- [Exercise details]: Look through the lines below; wherever the word "every" appears, copy that line.

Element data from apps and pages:

——————————

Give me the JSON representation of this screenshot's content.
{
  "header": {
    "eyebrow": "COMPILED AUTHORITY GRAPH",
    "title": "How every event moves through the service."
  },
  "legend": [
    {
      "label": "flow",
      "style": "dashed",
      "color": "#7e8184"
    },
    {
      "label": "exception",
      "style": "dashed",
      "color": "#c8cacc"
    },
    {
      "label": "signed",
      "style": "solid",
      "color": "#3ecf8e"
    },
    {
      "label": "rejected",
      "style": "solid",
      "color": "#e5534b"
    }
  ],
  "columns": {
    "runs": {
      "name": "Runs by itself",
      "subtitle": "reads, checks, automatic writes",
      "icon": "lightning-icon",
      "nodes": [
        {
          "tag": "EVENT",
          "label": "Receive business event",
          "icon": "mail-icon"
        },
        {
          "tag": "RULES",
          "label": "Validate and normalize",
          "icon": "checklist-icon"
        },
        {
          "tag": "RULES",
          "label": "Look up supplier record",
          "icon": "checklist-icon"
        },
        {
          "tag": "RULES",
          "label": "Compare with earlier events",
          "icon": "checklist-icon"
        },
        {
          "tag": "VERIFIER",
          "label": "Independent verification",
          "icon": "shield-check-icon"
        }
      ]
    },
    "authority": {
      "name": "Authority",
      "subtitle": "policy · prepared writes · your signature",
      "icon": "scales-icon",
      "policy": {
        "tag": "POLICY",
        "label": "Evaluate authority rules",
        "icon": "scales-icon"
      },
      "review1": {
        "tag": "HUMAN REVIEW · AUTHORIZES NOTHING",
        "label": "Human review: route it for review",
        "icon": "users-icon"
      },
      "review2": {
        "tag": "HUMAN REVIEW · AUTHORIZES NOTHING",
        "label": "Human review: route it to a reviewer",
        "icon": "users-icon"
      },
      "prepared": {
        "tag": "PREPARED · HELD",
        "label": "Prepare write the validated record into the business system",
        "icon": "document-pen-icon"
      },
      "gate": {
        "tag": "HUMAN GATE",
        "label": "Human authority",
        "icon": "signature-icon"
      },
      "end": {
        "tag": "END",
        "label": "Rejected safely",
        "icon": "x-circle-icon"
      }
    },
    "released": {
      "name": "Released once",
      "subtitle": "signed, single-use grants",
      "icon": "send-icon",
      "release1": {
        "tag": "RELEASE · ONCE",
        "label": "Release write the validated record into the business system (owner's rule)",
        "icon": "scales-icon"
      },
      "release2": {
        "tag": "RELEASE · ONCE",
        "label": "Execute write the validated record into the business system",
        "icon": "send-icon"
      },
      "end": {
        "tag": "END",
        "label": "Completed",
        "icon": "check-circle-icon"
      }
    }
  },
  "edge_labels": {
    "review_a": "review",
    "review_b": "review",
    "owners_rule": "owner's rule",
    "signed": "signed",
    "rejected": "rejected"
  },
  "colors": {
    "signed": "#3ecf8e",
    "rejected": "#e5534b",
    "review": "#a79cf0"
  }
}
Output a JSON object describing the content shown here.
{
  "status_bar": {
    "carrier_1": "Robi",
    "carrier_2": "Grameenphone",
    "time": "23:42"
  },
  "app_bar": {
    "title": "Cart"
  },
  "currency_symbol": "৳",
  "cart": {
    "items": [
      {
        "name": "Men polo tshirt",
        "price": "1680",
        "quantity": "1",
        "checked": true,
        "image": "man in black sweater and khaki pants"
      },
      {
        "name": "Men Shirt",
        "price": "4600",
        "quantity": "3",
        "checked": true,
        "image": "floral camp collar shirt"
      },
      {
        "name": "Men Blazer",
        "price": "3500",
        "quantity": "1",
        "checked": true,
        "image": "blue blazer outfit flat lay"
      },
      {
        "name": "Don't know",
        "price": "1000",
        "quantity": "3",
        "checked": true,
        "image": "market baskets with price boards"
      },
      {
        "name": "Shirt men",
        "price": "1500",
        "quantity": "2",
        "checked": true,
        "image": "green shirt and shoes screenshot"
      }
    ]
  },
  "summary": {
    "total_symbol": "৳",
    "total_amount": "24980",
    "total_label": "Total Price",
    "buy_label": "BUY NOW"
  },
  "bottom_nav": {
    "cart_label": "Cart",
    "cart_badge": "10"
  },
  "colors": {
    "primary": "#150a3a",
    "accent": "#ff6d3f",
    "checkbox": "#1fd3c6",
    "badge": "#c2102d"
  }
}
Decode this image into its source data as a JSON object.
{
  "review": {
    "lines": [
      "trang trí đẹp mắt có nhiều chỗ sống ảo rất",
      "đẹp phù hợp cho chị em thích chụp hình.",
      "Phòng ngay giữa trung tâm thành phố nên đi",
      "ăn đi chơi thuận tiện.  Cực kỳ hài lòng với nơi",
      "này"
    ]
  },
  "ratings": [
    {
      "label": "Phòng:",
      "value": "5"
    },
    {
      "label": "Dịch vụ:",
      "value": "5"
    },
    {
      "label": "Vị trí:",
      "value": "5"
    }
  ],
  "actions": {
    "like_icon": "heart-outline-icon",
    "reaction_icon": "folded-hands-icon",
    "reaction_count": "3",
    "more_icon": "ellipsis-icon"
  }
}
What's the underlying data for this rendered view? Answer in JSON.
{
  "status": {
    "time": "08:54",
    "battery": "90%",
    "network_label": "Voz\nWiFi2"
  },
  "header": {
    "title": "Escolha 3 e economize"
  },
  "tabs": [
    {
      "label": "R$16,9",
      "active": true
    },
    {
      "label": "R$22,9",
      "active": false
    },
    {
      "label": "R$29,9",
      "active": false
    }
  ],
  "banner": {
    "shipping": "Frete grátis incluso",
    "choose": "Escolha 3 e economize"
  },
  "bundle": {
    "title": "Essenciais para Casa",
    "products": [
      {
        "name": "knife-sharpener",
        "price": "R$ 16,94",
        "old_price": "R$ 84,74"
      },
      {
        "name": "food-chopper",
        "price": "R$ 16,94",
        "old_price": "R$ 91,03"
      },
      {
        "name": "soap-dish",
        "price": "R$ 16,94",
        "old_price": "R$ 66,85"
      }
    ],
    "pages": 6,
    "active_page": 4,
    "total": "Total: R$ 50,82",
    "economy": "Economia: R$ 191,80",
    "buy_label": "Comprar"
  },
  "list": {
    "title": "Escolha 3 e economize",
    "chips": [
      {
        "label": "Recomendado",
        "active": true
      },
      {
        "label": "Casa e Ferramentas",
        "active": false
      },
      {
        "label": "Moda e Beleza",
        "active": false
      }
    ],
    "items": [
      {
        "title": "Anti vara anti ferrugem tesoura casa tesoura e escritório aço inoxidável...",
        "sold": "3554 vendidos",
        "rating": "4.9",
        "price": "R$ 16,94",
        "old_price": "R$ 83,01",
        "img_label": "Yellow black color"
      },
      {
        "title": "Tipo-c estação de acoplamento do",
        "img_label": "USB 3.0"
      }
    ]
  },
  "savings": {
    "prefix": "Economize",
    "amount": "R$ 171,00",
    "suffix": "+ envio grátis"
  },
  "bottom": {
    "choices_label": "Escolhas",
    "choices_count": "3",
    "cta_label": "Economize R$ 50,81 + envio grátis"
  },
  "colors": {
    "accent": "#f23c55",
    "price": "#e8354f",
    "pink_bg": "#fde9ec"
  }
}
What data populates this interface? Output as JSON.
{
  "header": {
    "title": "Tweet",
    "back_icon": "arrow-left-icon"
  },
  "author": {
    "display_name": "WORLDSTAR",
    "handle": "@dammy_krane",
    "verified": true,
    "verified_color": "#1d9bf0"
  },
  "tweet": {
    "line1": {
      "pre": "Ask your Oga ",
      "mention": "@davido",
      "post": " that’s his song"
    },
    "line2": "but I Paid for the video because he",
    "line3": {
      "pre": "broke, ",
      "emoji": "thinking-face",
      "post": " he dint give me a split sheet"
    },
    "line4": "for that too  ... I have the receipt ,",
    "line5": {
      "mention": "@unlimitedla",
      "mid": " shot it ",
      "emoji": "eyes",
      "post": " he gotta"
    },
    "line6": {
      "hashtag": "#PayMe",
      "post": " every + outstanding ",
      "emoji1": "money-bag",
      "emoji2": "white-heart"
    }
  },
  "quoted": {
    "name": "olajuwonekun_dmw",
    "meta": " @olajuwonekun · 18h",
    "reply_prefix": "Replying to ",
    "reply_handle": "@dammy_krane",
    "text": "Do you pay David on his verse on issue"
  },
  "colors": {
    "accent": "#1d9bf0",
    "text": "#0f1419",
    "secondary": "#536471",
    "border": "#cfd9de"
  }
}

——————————

- [Answer for this exercise]:
    "title": "How every event moves through the service."
      "post": " every + outstanding ",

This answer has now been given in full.